- [Extracted records]:
^^^^^^^^^^^^^^^^
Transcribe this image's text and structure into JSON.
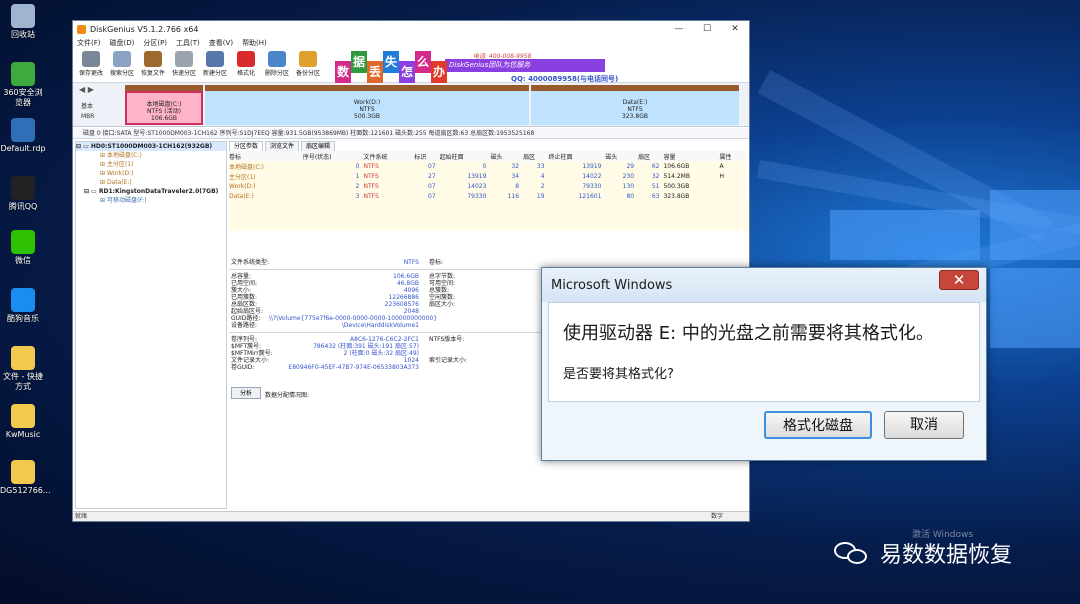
{
  "desktop": {
    "icons": [
      {
        "label": "回收站",
        "icon": "recycle-bin-icon",
        "color": "#9fb4cf"
      },
      {
        "label": "360安全浏览器",
        "icon": "browser-360-icon",
        "color": "#3caa3c"
      },
      {
        "label": "Default.rdp",
        "icon": "remote-desktop-icon",
        "color": "#2f6fb8"
      },
      {
        "label": "腾讯QQ",
        "icon": "qq-icon",
        "color": "#222222"
      },
      {
        "label": "微信",
        "icon": "wechat-icon",
        "color": "#2dc100"
      },
      {
        "label": "酷狗音乐",
        "icon": "kugou-icon",
        "color": "#1a8ef0"
      },
      {
        "label": "文件 - 快捷方式",
        "icon": "file-shortcut-icon",
        "color": "#f2c94c"
      },
      {
        "label": "KwMusic",
        "icon": "folder-icon",
        "color": "#f2c94c"
      },
      {
        "label": "DG512766...",
        "icon": "folder-icon",
        "color": "#f2c94c"
      }
    ],
    "activate_text": "激活 Windows",
    "watermark": "易数数据恢复"
  },
  "app": {
    "title": "DiskGenius V5.1.2.766 x64",
    "menu": [
      "文件(F)",
      "磁盘(D)",
      "分区(P)",
      "工具(T)",
      "查看(V)",
      "帮助(H)"
    ],
    "toolbar": [
      {
        "label": "保存更改",
        "icon": "save-icon",
        "color": "#7a8799"
      },
      {
        "label": "搜索分区",
        "icon": "search-icon",
        "color": "#8aa2c4"
      },
      {
        "label": "恢复文件",
        "icon": "recover-icon",
        "color": "#9c6a2c"
      },
      {
        "label": "快速分区",
        "icon": "quick-partition-icon",
        "color": "#9aa3ad"
      },
      {
        "label": "新建分区",
        "icon": "new-partition-icon",
        "color": "#5577aa"
      },
      {
        "label": "格式化",
        "icon": "format-icon",
        "color": "#d92b2b"
      },
      {
        "label": "删除分区",
        "icon": "delete-icon",
        "color": "#4a86c8"
      },
      {
        "label": "备份分区",
        "icon": "backup-icon",
        "color": "#e0a030"
      }
    ],
    "banner": {
      "chars": [
        "数",
        "据",
        "丢",
        "失",
        "怎",
        "么",
        "办"
      ],
      "char_colors": [
        "#d42a8a",
        "#2d9a3f",
        "#e0662a",
        "#1e7dd8",
        "#8a3fe0",
        "#d42a8a",
        "#e03a2a"
      ],
      "bar_text": "DiskGenius团队为您服务",
      "phone": "电话: 400-008-9958",
      "qq": "QQ: 4000089958(与电话同号)"
    },
    "diskmap": {
      "label_basic": "基本",
      "label_mbr": "MBR",
      "partitions": [
        {
          "name": "本地磁盘(C:)",
          "fs": "NTFS (活动)",
          "size": "106.6GB",
          "color": "#ffb3c8"
        },
        {
          "name": "Work(D:)",
          "fs": "NTFS",
          "size": "500.3GB",
          "color": "#bfe3ff"
        },
        {
          "name": "Data(E:)",
          "fs": "NTFS",
          "size": "323.8GB",
          "color": "#bfe3ff"
        }
      ],
      "info": "磁盘 0  接口:SATA  型号:ST1000DM003-1CH162  序列号:S1DJ7EEQ  容量:931.5GB(953869MB)  柱面数:121601  磁头数:255  每道扇区数:63  总扇区数:1953525168"
    },
    "tree": {
      "disk0": "HD0:ST1000DM003-1CH162(932GB)",
      "disk0_parts": [
        "本地磁盘(C:)",
        "主分区(1)",
        "Work(D:)",
        "Data(E:)"
      ],
      "disk1": "RD1:KingstonDataTraveler2.0(7GB)",
      "disk1_parts": [
        "可移动磁盘(F:)"
      ]
    },
    "tabs": [
      "分区参数",
      "浏览文件",
      "扇区编辑"
    ],
    "table": {
      "headers": [
        "卷标",
        "序号(状态)",
        "文件系统",
        "标识",
        "起始柱面",
        "磁头",
        "扇区",
        "终止柱面",
        "磁头",
        "扇区",
        "容量",
        "属性"
      ],
      "rows": [
        [
          "本地磁盘(C:)",
          "0",
          "NTFS",
          "07",
          "0",
          "32",
          "33",
          "13919",
          "29",
          "62",
          "106.6GB",
          "A"
        ],
        [
          "主分区(1)",
          "1",
          "NTFS",
          "27",
          "13919",
          "34",
          "4",
          "14022",
          "230",
          "32",
          "514.2MB",
          "H"
        ],
        [
          "Work(D:)",
          "2",
          "NTFS",
          "07",
          "14023",
          "8",
          "2",
          "79330",
          "130",
          "51",
          "500.3GB",
          ""
        ],
        [
          "Data(E:)",
          "3",
          "NTFS",
          "07",
          "79330",
          "116",
          "19",
          "121601",
          "80",
          "63",
          "323.8GB",
          ""
        ]
      ]
    },
    "fsinfo": {
      "fs_type_label": "文件系统类型:",
      "fs_type": "NTFS",
      "vol_label": "卷标:",
      "rows1": [
        {
          "k": "总容量:",
          "v": "106.6GB",
          "k2": "总字节数:",
          "v2": "114487539712"
        },
        {
          "k": "已用空间:",
          "v": "46.8GB",
          "k2": "可用空间:",
          "v2": "59.8GB"
        },
        {
          "k": "簇大小:",
          "v": "4096",
          "k2": "总簇数:",
          "v2": ""
        },
        {
          "k": "已用簇数:",
          "v": "12266886",
          "k2": "空闲簇数:",
          "v2": ""
        },
        {
          "k": "总扇区数:",
          "v": "223608576",
          "k2": "扇区大小:",
          "v2": ""
        },
        {
          "k": "起始扇区号:",
          "v": "2048",
          "k2": "",
          "v2": ""
        },
        {
          "k": "GUID路径:",
          "v": "\\\\?\\Volume{775e7f6e-0000-0000-0000-100000000000}",
          "k2": "",
          "v2": ""
        },
        {
          "k": "设备路径:",
          "v": "\\Device\\HarddiskVolume1",
          "k2": "",
          "v2": ""
        }
      ],
      "rows2": [
        {
          "k": "卷序列号:",
          "v": "A8C6-1276-C6C2-2FC1",
          "k2": "NTFS版本号:",
          "v2": ""
        },
        {
          "k": "$MFT簇号:",
          "v": "786432 (柱面:391 磁头:191 扇区:57)",
          "k2": "",
          "v2": ""
        },
        {
          "k": "$MFTMirr簇号:",
          "v": "2 (柱面:0 磁头:32 扇区:49)",
          "k2": "",
          "v2": ""
        },
        {
          "k": "文件记录大小:",
          "v": "1024",
          "k2": "索引记录大小:",
          "v2": ""
        },
        {
          "k": "卷GUID:",
          "v": "E80946F0-45EF-47B7-974E-06533803A373",
          "k2": "",
          "v2": ""
        }
      ],
      "analyze_btn": "分析",
      "analyze_label": "数据分配情况图:"
    },
    "status": {
      "left": "就绪",
      "right": "数字"
    }
  },
  "dialog": {
    "title": "Microsoft Windows",
    "close": "✕",
    "message": "使用驱动器 E: 中的光盘之前需要将其格式化。",
    "question": "是否要将其格式化?",
    "ok": "格式化磁盘",
    "cancel": "取消"
  }
}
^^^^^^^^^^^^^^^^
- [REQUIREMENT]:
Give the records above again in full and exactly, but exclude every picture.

- [FINAL ANSWER]:
Transcribe this image's text and structure into JSON.
{
  "desktop": {
    "icons": [
      {
        "label": "回收站",
        "icon": "recycle-bin-icon",
        "color": "#9fb4cf"
      },
      {
        "label": "360安全浏览器",
        "icon": "browser-360-icon",
        "color": "#3caa3c"
      },
      {
        "label": "Default.rdp",
        "icon": "remote-desktop-icon",
        "color": "#2f6fb8"
      },
      {
        "label": "腾讯QQ",
        "icon": "qq-icon",
        "color": "#222222"
      },
      {
        "label": "微信",
        "icon": "wechat-icon",
        "color": "#2dc100"
      },
      {
        "label": "酷狗音乐",
        "icon": "kugou-icon",
        "color": "#1a8ef0"
      },
      {
        "label": "文件 - 快捷方式",
        "icon": "file-shortcut-icon",
        "color": "#f2c94c"
      },
      {
        "label": "KwMusic",
        "icon": "folder-icon",
        "color": "#f2c94c"
      },
      {
        "label": "DG512766...",
        "icon": "folder-icon",
        "color": "#f2c94c"
      }
    ],
    "activate_text": "激活 Windows",
    "watermark": "易数数据恢复"
  },
  "app": {
    "title": "DiskGenius V5.1.2.766 x64",
    "menu": [
      "文件(F)",
      "磁盘(D)",
      "分区(P)",
      "工具(T)",
      "查看(V)",
      "帮助(H)"
    ],
    "toolbar": [
      {
        "label": "保存更改",
        "icon": "save-icon",
        "color": "#7a8799"
      },
      {
        "label": "搜索分区",
        "icon": "search-icon",
        "color": "#8aa2c4"
      },
      {
        "label": "恢复文件",
        "icon": "recover-icon",
        "color": "#9c6a2c"
      },
      {
        "label": "快速分区",
        "icon": "quick-partition-icon",
        "color": "#9aa3ad"
      },
      {
        "label": "新建分区",
        "icon": "new-partition-icon",
        "color": "#5577aa"
      },
      {
        "label": "格式化",
        "icon": "format-icon",
        "color": "#d92b2b"
      },
      {
        "label": "删除分区",
        "icon": "delete-icon",
        "color": "#4a86c8"
      },
      {
        "label": "备份分区",
        "icon": "backup-icon",
        "color": "#e0a030"
      }
    ],
    "banner": {
      "chars": [
        "数",
        "据",
        "丢",
        "失",
        "怎",
        "么",
        "办"
      ],
      "char_colors": [
        "#d42a8a",
        "#2d9a3f",
        "#e0662a",
        "#1e7dd8",
        "#8a3fe0",
        "#d42a8a",
        "#e03a2a"
      ],
      "bar_text": "DiskGenius团队为您服务",
      "phone": "电话: 400-008-9958",
      "qq": "QQ: 4000089958(与电话同号)"
    },
    "diskmap": {
      "label_basic": "基本",
      "label_mbr": "MBR",
      "partitions": [
        {
          "name": "本地磁盘(C:)",
          "fs": "NTFS (活动)",
          "size": "106.6GB",
          "color": "#ffb3c8"
        },
        {
          "name": "Work(D:)",
          "fs": "NTFS",
          "size": "500.3GB",
          "color": "#bfe3ff"
        },
        {
          "name": "Data(E:)",
          "fs": "NTFS",
          "size": "323.8GB",
          "color": "#bfe3ff"
        }
      ],
      "info": "磁盘 0  接口:SATA  型号:ST1000DM003-1CH162  序列号:S1DJ7EEQ  容量:931.5GB(953869MB)  柱面数:121601  磁头数:255  每道扇区数:63  总扇区数:1953525168"
    },
    "tree": {
      "disk0": "HD0:ST1000DM003-1CH162(932GB)",
      "disk0_parts": [
        "本地磁盘(C:)",
        "主分区(1)",
        "Work(D:)",
        "Data(E:)"
      ],
      "disk1": "RD1:KingstonDataTraveler2.0(7GB)",
      "disk1_parts": [
        "可移动磁盘(F:)"
      ]
    },
    "tabs": [
      "分区参数",
      "浏览文件",
      "扇区编辑"
    ],
    "table": {
      "headers": [
        "卷标",
        "序号(状态)",
        "文件系统",
        "标识",
        "起始柱面",
        "磁头",
        "扇区",
        "终止柱面",
        "磁头",
        "扇区",
        "容量",
        "属性"
      ],
      "rows": [
        [
          "本地磁盘(C:)",
          "0",
          "NTFS",
          "07",
          "0",
          "32",
          "33",
          "13919",
          "29",
          "62",
          "106.6GB",
          "A"
        ],
        [
          "主分区(1)",
          "1",
          "NTFS",
          "27",
          "13919",
          "34",
          "4",
          "14022",
          "230",
          "32",
          "514.2MB",
          "H"
        ],
        [
          "Work(D:)",
          "2",
          "NTFS",
          "07",
          "14023",
          "8",
          "2",
          "79330",
          "130",
          "51",
          "500.3GB",
          ""
        ],
        [
          "Data(E:)",
          "3",
          "NTFS",
          "07",
          "79330",
          "116",
          "19",
          "121601",
          "80",
          "63",
          "323.8GB",
          ""
        ]
      ]
    },
    "fsinfo": {
      "fs_type_label": "文件系统类型:",
      "fs_type": "NTFS",
      "vol_label": "卷标:",
      "rows1": [
        {
          "k": "总容量:",
          "v": "106.6GB",
          "k2": "总字节数:",
          "v2": "114487539712"
        },
        {
          "k": "已用空间:",
          "v": "46.8GB",
          "k2": "可用空间:",
          "v2": "59.8GB"
        },
        {
          "k": "簇大小:",
          "v": "4096",
          "k2": "总簇数:",
          "v2": ""
        },
        {
          "k": "已用簇数:",
          "v": "12266886",
          "k2": "空闲簇数:",
          "v2": ""
        },
        {
          "k": "总扇区数:",
          "v": "223608576",
          "k2": "扇区大小:",
          "v2": ""
        },
        {
          "k": "起始扇区号:",
          "v": "2048",
          "k2": "",
          "v2": ""
        },
        {
          "k": "GUID路径:",
          "v": "\\\\?\\Volume{775e7f6e-0000-0000-0000-100000000000}",
          "k2": "",
          "v2": ""
        },
        {
          "k": "设备路径:",
          "v": "\\Device\\HarddiskVolume1",
          "k2": "",
          "v2": ""
        }
      ],
      "rows2": [
        {
          "k": "卷序列号:",
          "v": "A8C6-1276-C6C2-2FC1",
          "k2": "NTFS版本号:",
          "v2": ""
        },
        {
          "k": "$MFT簇号:",
          "v": "786432 (柱面:391 磁头:191 扇区:57)",
          "k2": "",
          "v2": ""
        },
        {
          "k": "$MFTMirr簇号:",
          "v": "2 (柱面:0 磁头:32 扇区:49)",
          "k2": "",
          "v2": ""
        },
        {
          "k": "文件记录大小:",
          "v": "1024",
          "k2": "索引记录大小:",
          "v2": ""
        },
        {
          "k": "卷GUID:",
          "v": "E80946F0-45EF-47B7-974E-06533803A373",
          "k2": "",
          "v2": ""
        }
      ],
      "analyze_btn": "分析",
      "analyze_label": "数据分配情况图:"
    },
    "status": {
      "left": "就绪",
      "right": "数字"
    }
  },
  "dialog": {
    "title": "Microsoft Windows",
    "close": "✕",
    "message": "使用驱动器 E: 中的光盘之前需要将其格式化。",
    "question": "是否要将其格式化?",
    "ok": "格式化磁盘",
    "cancel": "取消"
  }
}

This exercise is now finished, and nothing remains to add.